Too often, at least in the US, the bike is thought of only in terms of leisure pursuits. A suburban youth might ride their bike to school throughout their adolescence but we all know what happens when they get their driver's license. Urban commuters (hipsters... that word is so tired, how about we retire it?) might faithfully ride their bike now but what happens when they have children? Weekend warriors spend thousands on a racing or mountain bike but a car is still their primary mode of every day transportation. Why is that, when the prevalence of bikes as a transportation method is so integral to other cultures? How can we overcome the daunting American sprawl when denser urban areas of other cultures make biking so much easier?
As we develop concepts for the competition, we are focused on unique form and practicality based on our own lifestyles. We aren't aiming to reinvent a racing bike or to remake a folding bike, but we are thinking about designs that are flexible and therefore more likely to become a viable transportation choice. From our point of view, what feels appropriate is intrinsically linked to people's home cities and the concepts we are developing aim to be flexible enough to accommodate those different needs. Check the jump for some local inspiration!
At fuseproject we make products, brands and experiences on a global level. We pride ourselves on following our designs from the earliest concept all the way to the factory floor. When our designs finally meet the consumer, oftentimes bringing a product to the mass market requires an impersonal process of manufacturing. You can't be friends with an injection-molding machine. That's why we're so excited to be partnering with SyCip -- it's a rare opportunity to create something distinct and handcrafted in collaboration with the person who is building it.
We met with Jeremy in early January after interviewing three other builders. All of the builders we spoke with had excellent pedigrees, however we chose to partner with Jeremy of SyCip because we felt an immediate kinship. Jeremy went to the Art Center College of Design Pasadena and graduated with a degree in Product Design. His design background is apparent in SyCip's bikes and this perspective helps our communication and process. We share the same language of craftsmanship and design. Moreover, it was clear that Jeremy's vision of possibilities is limitless, and his bike designs embrace the type of inventiveness that we strive for in our work.
From left to right: Jeremy SyCip, Yves Behar, Nick Cronan, Noah Murphy-Reinhertz, Serge Bealieu, Andrea Small, Hardy Chambliss, Jade Dalton, Josh Morenstein
fuseproject x SyCip

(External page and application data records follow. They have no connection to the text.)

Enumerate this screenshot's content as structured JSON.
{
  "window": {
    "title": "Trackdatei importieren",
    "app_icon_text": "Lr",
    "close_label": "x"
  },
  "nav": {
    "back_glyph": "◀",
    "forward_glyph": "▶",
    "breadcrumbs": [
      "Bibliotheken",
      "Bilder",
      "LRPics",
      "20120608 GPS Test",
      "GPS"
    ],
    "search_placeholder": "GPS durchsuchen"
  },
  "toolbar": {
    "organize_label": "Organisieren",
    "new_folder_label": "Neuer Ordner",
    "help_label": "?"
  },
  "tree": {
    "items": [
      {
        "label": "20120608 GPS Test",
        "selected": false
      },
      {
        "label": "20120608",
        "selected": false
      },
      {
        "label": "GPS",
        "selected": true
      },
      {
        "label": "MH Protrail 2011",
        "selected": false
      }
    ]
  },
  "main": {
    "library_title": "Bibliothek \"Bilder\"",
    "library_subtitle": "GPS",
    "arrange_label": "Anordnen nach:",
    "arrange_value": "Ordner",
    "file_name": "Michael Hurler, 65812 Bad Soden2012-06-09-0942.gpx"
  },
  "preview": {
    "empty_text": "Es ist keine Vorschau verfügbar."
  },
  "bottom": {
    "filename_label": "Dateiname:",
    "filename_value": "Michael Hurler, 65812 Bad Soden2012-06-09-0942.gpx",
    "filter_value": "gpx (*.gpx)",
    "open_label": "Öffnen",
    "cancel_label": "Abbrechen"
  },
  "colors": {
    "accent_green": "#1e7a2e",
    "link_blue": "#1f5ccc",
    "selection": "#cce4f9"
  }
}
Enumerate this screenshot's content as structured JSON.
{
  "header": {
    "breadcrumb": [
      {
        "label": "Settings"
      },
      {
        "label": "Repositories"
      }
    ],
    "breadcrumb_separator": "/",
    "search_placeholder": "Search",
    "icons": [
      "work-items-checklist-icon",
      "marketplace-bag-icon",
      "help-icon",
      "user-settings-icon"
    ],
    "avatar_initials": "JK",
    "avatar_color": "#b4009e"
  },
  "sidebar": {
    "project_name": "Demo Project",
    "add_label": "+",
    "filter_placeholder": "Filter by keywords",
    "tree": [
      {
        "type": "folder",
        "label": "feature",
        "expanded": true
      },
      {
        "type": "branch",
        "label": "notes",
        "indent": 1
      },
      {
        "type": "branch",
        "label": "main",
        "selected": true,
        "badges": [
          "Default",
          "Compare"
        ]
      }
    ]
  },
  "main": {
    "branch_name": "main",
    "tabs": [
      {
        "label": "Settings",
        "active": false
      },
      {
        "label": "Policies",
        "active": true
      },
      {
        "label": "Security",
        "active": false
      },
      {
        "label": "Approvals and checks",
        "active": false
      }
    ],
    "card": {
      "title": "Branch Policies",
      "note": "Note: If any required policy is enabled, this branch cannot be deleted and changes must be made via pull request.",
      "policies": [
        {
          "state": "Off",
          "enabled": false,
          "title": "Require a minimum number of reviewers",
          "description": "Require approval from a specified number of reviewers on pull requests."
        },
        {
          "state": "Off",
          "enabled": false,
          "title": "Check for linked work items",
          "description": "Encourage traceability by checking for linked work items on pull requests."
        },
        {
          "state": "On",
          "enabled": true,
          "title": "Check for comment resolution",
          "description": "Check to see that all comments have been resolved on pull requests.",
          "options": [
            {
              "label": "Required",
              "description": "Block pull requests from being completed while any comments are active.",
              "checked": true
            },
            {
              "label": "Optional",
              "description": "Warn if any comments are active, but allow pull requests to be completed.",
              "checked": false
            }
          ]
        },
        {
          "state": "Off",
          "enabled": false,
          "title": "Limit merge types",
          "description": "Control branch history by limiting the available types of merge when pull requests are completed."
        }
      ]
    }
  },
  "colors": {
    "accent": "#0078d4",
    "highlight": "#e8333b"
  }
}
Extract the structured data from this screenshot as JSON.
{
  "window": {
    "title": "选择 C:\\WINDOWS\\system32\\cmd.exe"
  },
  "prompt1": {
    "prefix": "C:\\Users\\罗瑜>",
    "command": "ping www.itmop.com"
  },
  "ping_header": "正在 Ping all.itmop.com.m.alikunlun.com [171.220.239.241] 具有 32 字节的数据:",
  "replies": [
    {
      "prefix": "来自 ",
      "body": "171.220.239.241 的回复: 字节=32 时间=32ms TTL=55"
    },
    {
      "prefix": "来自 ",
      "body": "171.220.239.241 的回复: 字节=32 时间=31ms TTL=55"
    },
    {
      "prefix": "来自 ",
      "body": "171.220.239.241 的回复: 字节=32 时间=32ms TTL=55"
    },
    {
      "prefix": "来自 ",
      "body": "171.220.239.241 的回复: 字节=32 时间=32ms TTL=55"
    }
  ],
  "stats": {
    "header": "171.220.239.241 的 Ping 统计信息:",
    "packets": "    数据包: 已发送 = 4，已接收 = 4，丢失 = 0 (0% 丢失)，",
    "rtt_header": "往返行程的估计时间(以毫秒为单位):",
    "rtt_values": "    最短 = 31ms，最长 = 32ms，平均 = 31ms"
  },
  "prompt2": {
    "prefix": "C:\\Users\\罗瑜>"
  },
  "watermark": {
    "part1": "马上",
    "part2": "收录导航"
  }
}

fuseproject and SyCip Bikes are ready to "take it to the next level," from their San Francsico base with a plan to develop a new class of bicycle that is both utilitarian and beautiful. This team hopes that their bicycle will inspire a more inclusive urban bike culture with real world applications as a real sustainable transportation alternative. The builders at SyCip have been crafting custom bikes since 1992 from their "fabrication Shangri-La" in Sonoma County for everyone from Bay Area bike messengers to World Class racers and anyone in between. About 1/3 of fuseproject's studio commutes by bike regularly, traveling the distance with commutes up to 17 miles away! The sustainable and civic-minded focus of the Oregon Manifest design challenge speaks to the core of this self-described "scrappy" team - not to mention a penchant for competition. Speaking of competition, the folks at fuseproject are throwing down the gauntlet with a proposed mileage competition for bragging rights - studio vs. studio.